As the battle for the soul of the Republican Party plays out ahead of tonight's House vote on a debt ceiling bill, right-wing pundits are basking in the glow of a big news story with a distinct Republican focus. As they try to guide their troubled flock through a tumultuous fight over whether to support House Speaker Boehner's bill, here's where they're coming down on the issues and who they're brushing up against:
Erick Erickson In a self-important blog post this week, the Redstate blogger says he's received "call after call after call from members of the United States Congress" about their decision to support the bill. In the post titled "The Absolution I Cannot Give," Erickson explains what he tells the Republicans worried about supporting the Boehner plan and knowing that he himself opposes it. "At the moment of crisis you are worried and second guessing yourself and looking for alternatives, ways out, and most of all a clear conscience... I can give no absolution for what you may be about to do. I can offer no alternatives." Is he really that powerful? The Washington Post's Rachel Weiner was curious and posed the question to staffers and members of Congress. Although his traffic isn't huge ("the site hosts about 178,000 unique visitors and one million page views monthly, according to comScore") staffers and aides said his influence looms large. “Erick's impact was real in gubernatorial races. And not only was it real, it was positive,” said Nick Ayers, who directs Tim Pawlenty’s 2012 presidential campaign. “While he's typically tough on national political committees, I found that by simply reaching out, making clear your goals and plans, he was often a team player and brought energy, excitement, and money to candidates he would get behind.” GOP strategist Rick Wilson says Erickson is "one of the new centers in the conservative movement.”
Charles Krauthammer Today, The Washington Post columnist has been receiving widespread praise for his column in National Review pushing Republicans to embrace the Boehner plan and stop proposing an amendment to the Constitution. "Under our constitutional system, you cannot govern from one house alone," he writes. "Today’s resurgent conservatism, with its fidelity to constitutionalism, should be particularly attuned to this constraint, imposed as it is by a system of deliberately separated — and mutually limiting — powers." He advocates the Boehner plan because "It’s clean. It’s understandable. It’s veto-proof. (Obama won’t dare.) The Republican House should have passed it weeks ago." His argument was seen as so forceful that Fred Barnes executive editor at The Weekly Standard (National Review's arch-rival) called it the "best article you will read today" in a message retweeted by the likes of ABC News White House correspondent Jake Tapper and a slew of other non-partisan reporters. But are Krauthammer's fans influential in the firebrand Tea Party movement? It's a question worth asking.

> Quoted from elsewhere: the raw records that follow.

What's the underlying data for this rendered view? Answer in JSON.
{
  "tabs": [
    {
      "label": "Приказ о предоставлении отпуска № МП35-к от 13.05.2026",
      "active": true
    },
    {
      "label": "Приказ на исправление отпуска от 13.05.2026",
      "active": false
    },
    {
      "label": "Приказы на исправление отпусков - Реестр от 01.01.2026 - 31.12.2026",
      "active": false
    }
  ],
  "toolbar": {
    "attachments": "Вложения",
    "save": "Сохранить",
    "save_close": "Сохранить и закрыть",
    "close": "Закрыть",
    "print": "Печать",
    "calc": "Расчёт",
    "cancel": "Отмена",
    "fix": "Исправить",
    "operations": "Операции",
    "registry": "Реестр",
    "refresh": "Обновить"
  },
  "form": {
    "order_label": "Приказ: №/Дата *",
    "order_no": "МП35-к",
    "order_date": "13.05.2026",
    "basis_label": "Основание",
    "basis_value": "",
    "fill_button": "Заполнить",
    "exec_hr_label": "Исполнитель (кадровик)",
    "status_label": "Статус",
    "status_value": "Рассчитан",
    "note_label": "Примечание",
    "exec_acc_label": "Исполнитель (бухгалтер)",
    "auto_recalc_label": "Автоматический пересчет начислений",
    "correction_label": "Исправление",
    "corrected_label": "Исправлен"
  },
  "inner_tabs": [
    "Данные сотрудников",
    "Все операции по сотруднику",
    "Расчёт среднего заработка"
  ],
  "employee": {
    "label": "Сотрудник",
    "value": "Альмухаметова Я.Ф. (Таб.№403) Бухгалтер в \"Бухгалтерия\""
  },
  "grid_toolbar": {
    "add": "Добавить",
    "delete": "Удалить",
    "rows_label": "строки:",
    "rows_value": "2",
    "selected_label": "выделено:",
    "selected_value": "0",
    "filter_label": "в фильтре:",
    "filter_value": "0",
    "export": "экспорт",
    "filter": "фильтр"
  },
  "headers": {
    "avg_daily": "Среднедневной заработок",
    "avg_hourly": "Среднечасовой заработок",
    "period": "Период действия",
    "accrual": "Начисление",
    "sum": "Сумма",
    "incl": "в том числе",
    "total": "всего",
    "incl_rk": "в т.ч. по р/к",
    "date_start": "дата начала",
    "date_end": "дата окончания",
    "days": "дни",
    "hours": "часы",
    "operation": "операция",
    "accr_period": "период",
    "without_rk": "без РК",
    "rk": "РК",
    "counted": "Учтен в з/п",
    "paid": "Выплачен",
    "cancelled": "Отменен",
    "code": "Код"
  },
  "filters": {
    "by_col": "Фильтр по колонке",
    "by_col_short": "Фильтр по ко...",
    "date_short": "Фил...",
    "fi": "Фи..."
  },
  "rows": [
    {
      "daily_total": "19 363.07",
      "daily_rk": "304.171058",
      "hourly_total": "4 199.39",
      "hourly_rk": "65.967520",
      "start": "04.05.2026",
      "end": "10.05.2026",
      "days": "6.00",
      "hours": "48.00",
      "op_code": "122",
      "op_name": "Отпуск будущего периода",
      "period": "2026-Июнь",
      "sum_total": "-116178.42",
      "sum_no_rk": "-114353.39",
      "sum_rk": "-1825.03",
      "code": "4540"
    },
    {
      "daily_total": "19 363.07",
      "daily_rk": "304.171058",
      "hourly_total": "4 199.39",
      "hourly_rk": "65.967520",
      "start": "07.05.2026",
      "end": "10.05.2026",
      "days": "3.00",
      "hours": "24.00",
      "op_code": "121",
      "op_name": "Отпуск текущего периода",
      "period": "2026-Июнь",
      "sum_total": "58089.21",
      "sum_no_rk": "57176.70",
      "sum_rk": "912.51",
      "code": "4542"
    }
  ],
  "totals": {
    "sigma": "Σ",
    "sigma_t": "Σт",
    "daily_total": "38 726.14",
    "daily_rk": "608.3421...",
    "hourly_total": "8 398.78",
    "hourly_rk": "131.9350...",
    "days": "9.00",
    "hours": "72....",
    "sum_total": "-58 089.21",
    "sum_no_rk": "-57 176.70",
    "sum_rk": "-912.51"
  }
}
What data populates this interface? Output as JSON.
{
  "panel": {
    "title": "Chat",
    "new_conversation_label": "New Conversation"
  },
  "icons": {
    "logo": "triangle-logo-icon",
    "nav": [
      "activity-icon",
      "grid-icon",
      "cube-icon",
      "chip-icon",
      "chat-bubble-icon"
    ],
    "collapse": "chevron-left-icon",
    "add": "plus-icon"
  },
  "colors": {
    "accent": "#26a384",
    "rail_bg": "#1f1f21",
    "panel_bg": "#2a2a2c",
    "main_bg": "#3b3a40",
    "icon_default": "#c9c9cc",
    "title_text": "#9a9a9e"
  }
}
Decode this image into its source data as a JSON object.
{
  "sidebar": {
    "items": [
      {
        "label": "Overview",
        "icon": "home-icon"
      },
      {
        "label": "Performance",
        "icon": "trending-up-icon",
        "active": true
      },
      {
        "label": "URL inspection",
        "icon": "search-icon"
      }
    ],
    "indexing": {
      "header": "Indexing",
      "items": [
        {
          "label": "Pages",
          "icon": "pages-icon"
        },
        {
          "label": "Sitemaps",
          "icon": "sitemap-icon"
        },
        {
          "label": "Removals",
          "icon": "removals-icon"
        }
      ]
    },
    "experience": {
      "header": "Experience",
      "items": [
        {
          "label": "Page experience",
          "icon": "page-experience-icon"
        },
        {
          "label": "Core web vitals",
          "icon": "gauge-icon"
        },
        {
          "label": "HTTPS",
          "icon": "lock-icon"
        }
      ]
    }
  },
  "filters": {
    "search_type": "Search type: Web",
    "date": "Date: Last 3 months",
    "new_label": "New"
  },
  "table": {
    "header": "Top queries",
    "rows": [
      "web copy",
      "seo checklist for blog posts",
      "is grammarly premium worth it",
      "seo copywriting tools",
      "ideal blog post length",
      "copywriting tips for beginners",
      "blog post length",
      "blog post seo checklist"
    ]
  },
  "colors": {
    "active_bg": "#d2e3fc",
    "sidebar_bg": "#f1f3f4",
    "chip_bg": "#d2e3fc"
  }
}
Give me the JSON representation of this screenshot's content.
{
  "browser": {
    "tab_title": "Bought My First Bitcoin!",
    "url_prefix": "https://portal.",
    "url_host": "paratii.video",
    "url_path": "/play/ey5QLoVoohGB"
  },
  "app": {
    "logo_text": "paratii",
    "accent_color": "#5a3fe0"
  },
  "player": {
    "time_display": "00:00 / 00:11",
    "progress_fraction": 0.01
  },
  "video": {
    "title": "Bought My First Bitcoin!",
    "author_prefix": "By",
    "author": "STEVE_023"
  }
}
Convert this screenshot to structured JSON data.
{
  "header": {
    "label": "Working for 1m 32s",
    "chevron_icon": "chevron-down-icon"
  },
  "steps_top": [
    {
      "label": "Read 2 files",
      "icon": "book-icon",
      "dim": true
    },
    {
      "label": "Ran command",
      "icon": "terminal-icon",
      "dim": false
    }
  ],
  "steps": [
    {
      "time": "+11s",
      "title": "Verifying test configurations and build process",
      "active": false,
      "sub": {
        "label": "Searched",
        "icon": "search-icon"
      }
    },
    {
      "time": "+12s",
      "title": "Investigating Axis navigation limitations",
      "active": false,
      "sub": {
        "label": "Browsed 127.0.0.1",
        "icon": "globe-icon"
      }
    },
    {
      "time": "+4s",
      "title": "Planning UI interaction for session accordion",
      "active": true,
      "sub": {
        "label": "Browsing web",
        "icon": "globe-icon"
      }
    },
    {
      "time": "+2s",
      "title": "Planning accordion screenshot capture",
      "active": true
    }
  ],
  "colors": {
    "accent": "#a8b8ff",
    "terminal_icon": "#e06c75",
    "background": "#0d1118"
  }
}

Rush Limbaugh If ever there was a sign of Limbaugh's clout: this week Boehner briefed the radio shock jock on his debt plan over the phone. "The conservative radio host said Boehner outlined his two-step plan that includes $1.2 trillion in spending cuts and a $1 trillion hike in the debt ceiling," reported The Hill listening in on Limbaugh's Monday broadcast. "In the second step, a commission would be appointed to come back with additional deficit-reduction proposals, which the Congress could then vote on." But despite Boehner dropping an enviable scoop to Limbaugh earlier in the week, the radio host has come out hard against his bill:
If the Democrats get their way, the Republicans will pass the Boehner bill. It will go to the Senate, where it will immediately be announced dead on arrival. And then, dingy Harry will announce, "But, there's enough here. We can work with this. We didn't really realize all that was in this. There's stuff in here -- yeah, yeah. ... Maybe I can get some Democratic votes on it after all."
And then miraculously -- miraculously -- the prince of compromise, Harry Reid, steals the day, by compromising with just an outrageous dead on arrival bill. He gets all kinds of credit for hard work, rolling up sleeves and that magic compromise, and sends that back to the house. Okay Republicans, ball's back in your court. Here's your bill with a few modifications.